[Start of section]
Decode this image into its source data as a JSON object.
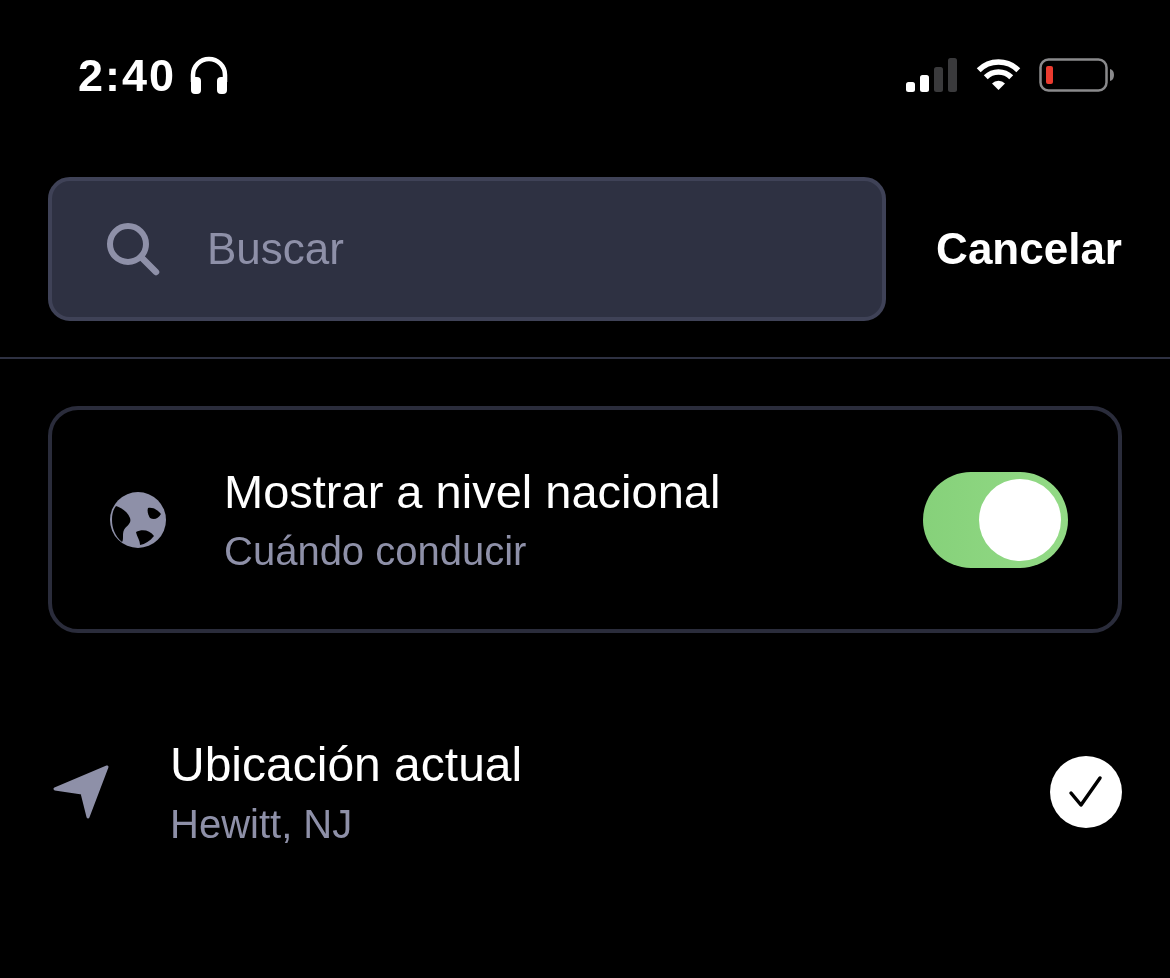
{
  "status_bar": {
    "time": "2:40"
  },
  "search": {
    "placeholder": "Buscar"
  },
  "cancel_button": {
    "label": "Cancelar"
  },
  "nationwide_option": {
    "title": "Mostrar a nivel nacional",
    "subtitle": "Cuándo conducir",
    "on": true
  },
  "locations": [
    {
      "title": "Ubicación actual",
      "subtitle": "Hewitt, NJ",
      "selected": true
    }
  ]
}
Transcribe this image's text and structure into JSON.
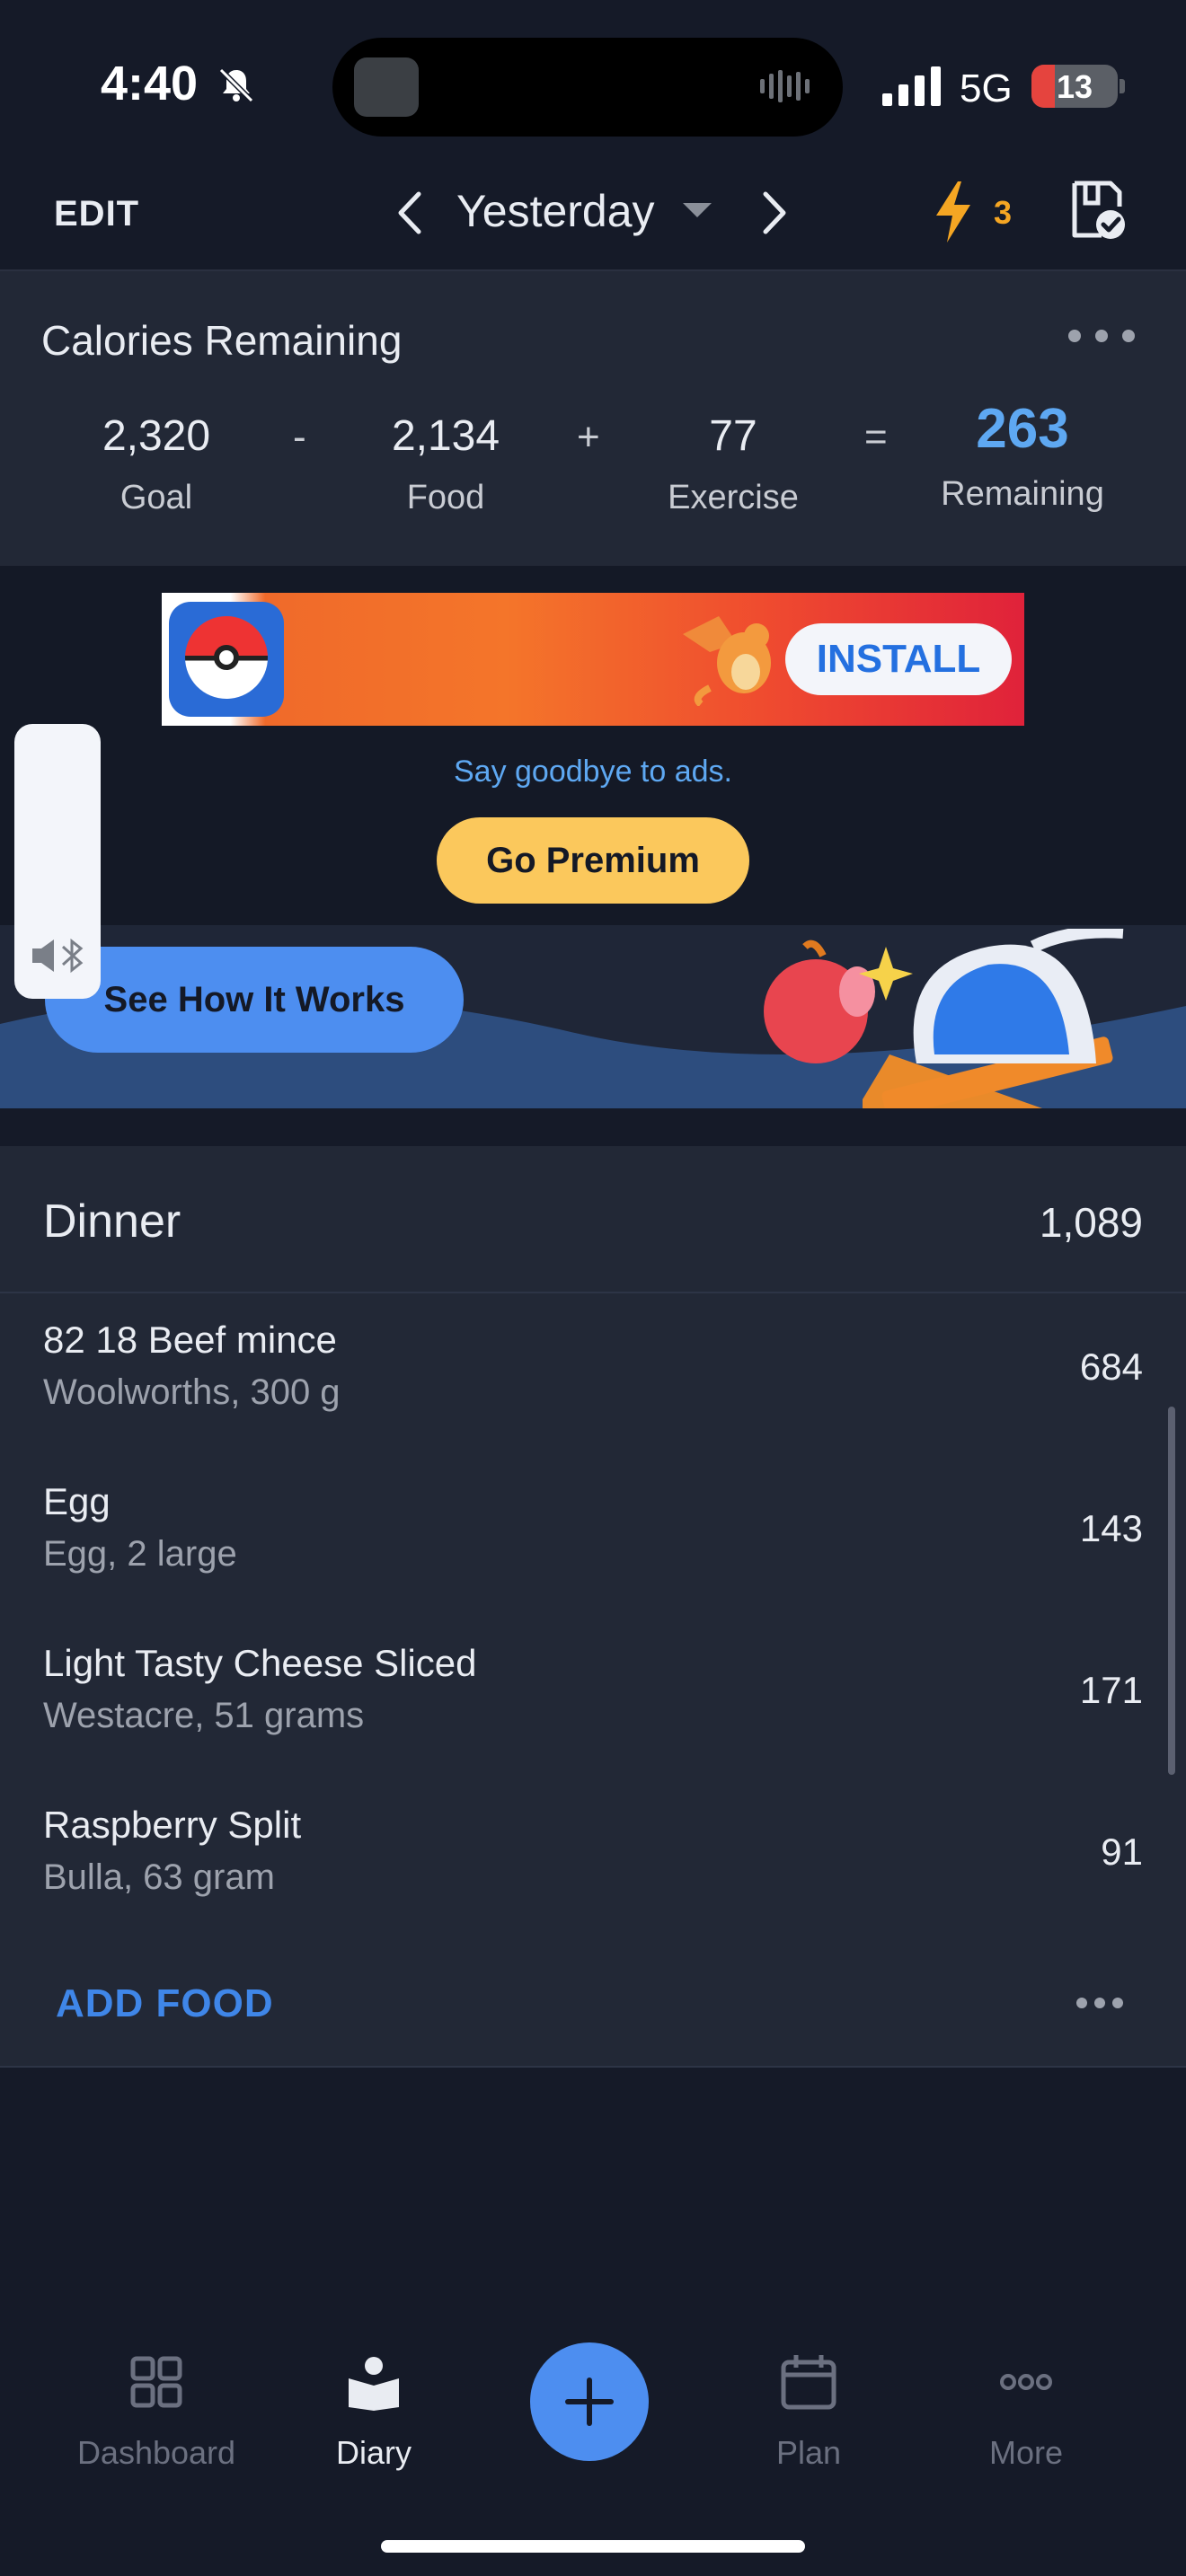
{
  "status_bar": {
    "time": "4:40",
    "network": "5G",
    "battery": "13"
  },
  "header": {
    "edit_label": "EDIT",
    "date_title": "Yesterday",
    "streak_count": "3",
    "icons": [
      "chevron-left-icon",
      "caret-down-icon",
      "chevron-right-icon",
      "lightning-icon",
      "journal-check-icon"
    ]
  },
  "calories": {
    "title": "Calories Remaining",
    "goal": {
      "value": "2,320",
      "label": "Goal"
    },
    "food": {
      "value": "2,134",
      "label": "Food"
    },
    "exercise": {
      "value": "77",
      "label": "Exercise"
    },
    "remaining": {
      "value": "263",
      "label": "Remaining"
    },
    "op_minus": "-",
    "op_plus": "+",
    "op_equals": "="
  },
  "ad": {
    "install_label": "INSTALL",
    "goodbye_text": "Say goodbye to ads.",
    "premium_label": "Go Premium"
  },
  "promo": {
    "button_label": "See How It Works"
  },
  "dinner": {
    "title": "Dinner",
    "total": "1,089",
    "items": [
      {
        "name": "82 18 Beef mince",
        "detail": "Woolworths, 300 g",
        "calories": "684"
      },
      {
        "name": "Egg",
        "detail": "Egg, 2 large",
        "calories": "143"
      },
      {
        "name": "Light Tasty Cheese Sliced",
        "detail": "Westacre, 51 grams",
        "calories": "171"
      },
      {
        "name": "Raspberry Split",
        "detail": "Bulla, 63 gram",
        "calories": "91"
      }
    ],
    "add_food_label": "ADD FOOD"
  },
  "tab_bar": {
    "tabs": [
      {
        "label": "Dashboard",
        "icon": "grid-icon",
        "active": false
      },
      {
        "label": "Diary",
        "icon": "book-icon",
        "active": true
      },
      {
        "label": "Plan",
        "icon": "calendar-icon",
        "active": false
      },
      {
        "label": "More",
        "icon": "more-icon",
        "active": false
      }
    ]
  },
  "colors": {
    "background": "#151a28",
    "card": "#222836",
    "accent_blue": "#4d8ef0",
    "remaining_blue": "#5ea8f2",
    "premium_yellow": "#fbc85c",
    "streak_orange": "#f5a623"
  }
}
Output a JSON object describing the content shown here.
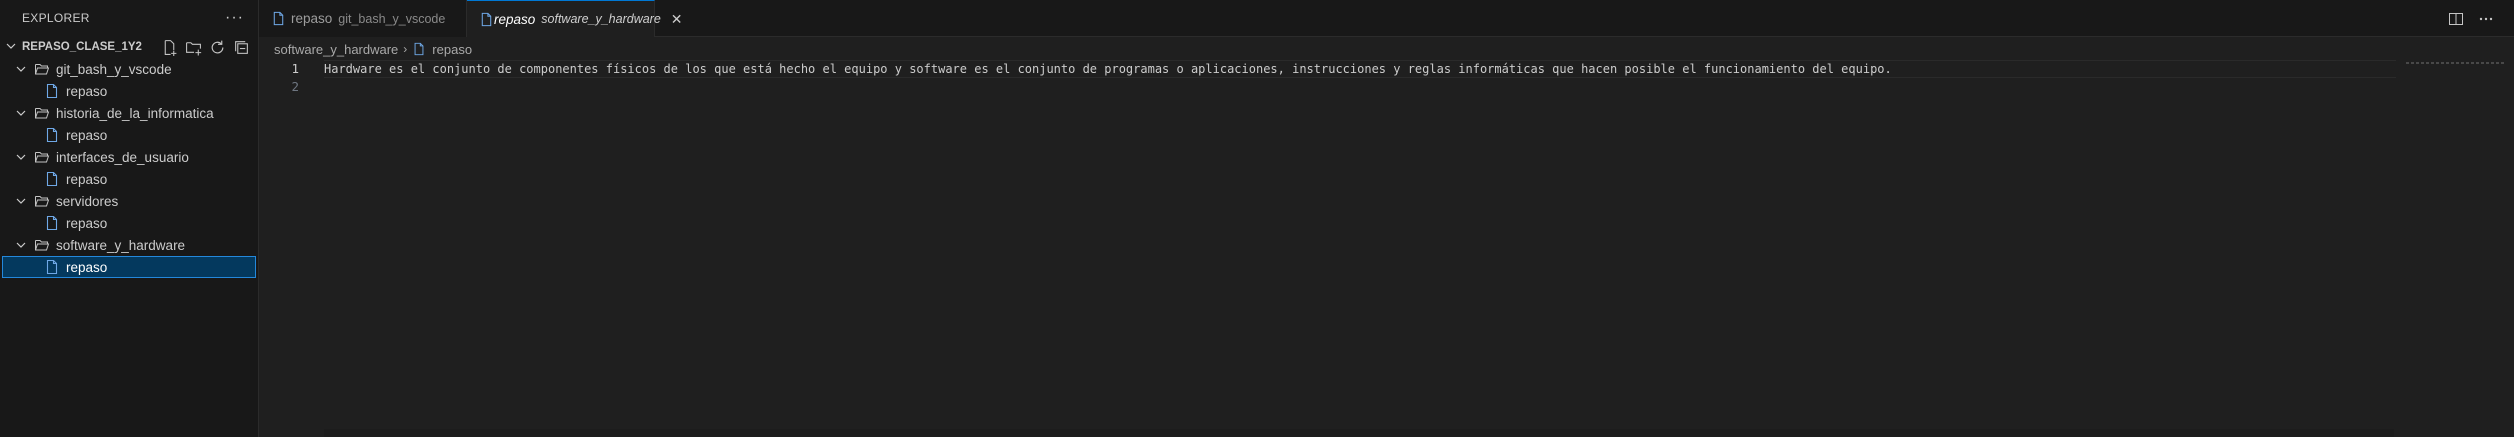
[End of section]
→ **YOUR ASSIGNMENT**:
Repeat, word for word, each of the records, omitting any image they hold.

→ **EXERCISE OUTPUT**:
Decode this image into its source data as a JSON object.
{
  "status_bar": {
    "time": "2:40"
  },
  "search": {
    "placeholder": "Buscar"
  },
  "cancel_button": {
    "label": "Cancelar"
  },
  "nationwide_option": {
    "title": "Mostrar a nivel nacional",
    "subtitle": "Cuándo conducir",
    "on": true
  },
  "locations": [
    {
      "title": "Ubicación actual",
      "subtitle": "Hewitt, NJ",
      "selected": true
    }
  ]
}
Transcribe this image's text and structure into JSON.
{
  "status_bar": {
    "time": "4:40",
    "network": "5G",
    "battery": "13"
  },
  "header": {
    "edit_label": "EDIT",
    "date_title": "Yesterday",
    "streak_count": "3",
    "icons": [
      "chevron-left-icon",
      "caret-down-icon",
      "chevron-right-icon",
      "lightning-icon",
      "journal-check-icon"
    ]
  },
  "calories": {
    "title": "Calories Remaining",
    "goal": {
      "value": "2,320",
      "label": "Goal"
    },
    "food": {
      "value": "2,134",
      "label": "Food"
    },
    "exercise": {
      "value": "77",
      "label": "Exercise"
    },
    "remaining": {
      "value": "263",
      "label": "Remaining"
    },
    "op_minus": "-",
    "op_plus": "+",
    "op_equals": "="
  },
  "ad": {
    "install_label": "INSTALL",
    "goodbye_text": "Say goodbye to ads.",
    "premium_label": "Go Premium"
  },
  "promo": {
    "button_label": "See How It Works"
  },
  "dinner": {
    "title": "Dinner",
    "total": "1,089",
    "items": [
      {
        "name": "82 18 Beef mince",
        "detail": "Woolworths, 300 g",
        "calories": "684"
      },
      {
        "name": "Egg",
        "detail": "Egg, 2 large",
        "calories": "143"
      },
      {
        "name": "Light Tasty Cheese Sliced",
        "detail": "Westacre, 51 grams",
        "calories": "171"
      },
      {
        "name": "Raspberry Split",
        "detail": "Bulla, 63 gram",
        "calories": "91"
      }
    ],
    "add_food_label": "ADD FOOD"
  },
  "tab_bar": {
    "tabs": [
      {
        "label": "Dashboard",
        "icon": "grid-icon",
        "active": false
      },
      {
        "label": "Diary",
        "icon": "book-icon",
        "active": true
      },
      {
        "label": "Plan",
        "icon": "calendar-icon",
        "active": false
      },
      {
        "label": "More",
        "icon": "more-icon",
        "active": false
      }
    ]
  },
  "colors": {
    "background": "#151a28",
    "card": "#222836",
    "accent_blue": "#4d8ef0",
    "remaining_blue": "#5ea8f2",
    "premium_yellow": "#fbc85c",
    "streak_orange": "#f5a623"
  }
}
Output a JSON object describing the content shown here.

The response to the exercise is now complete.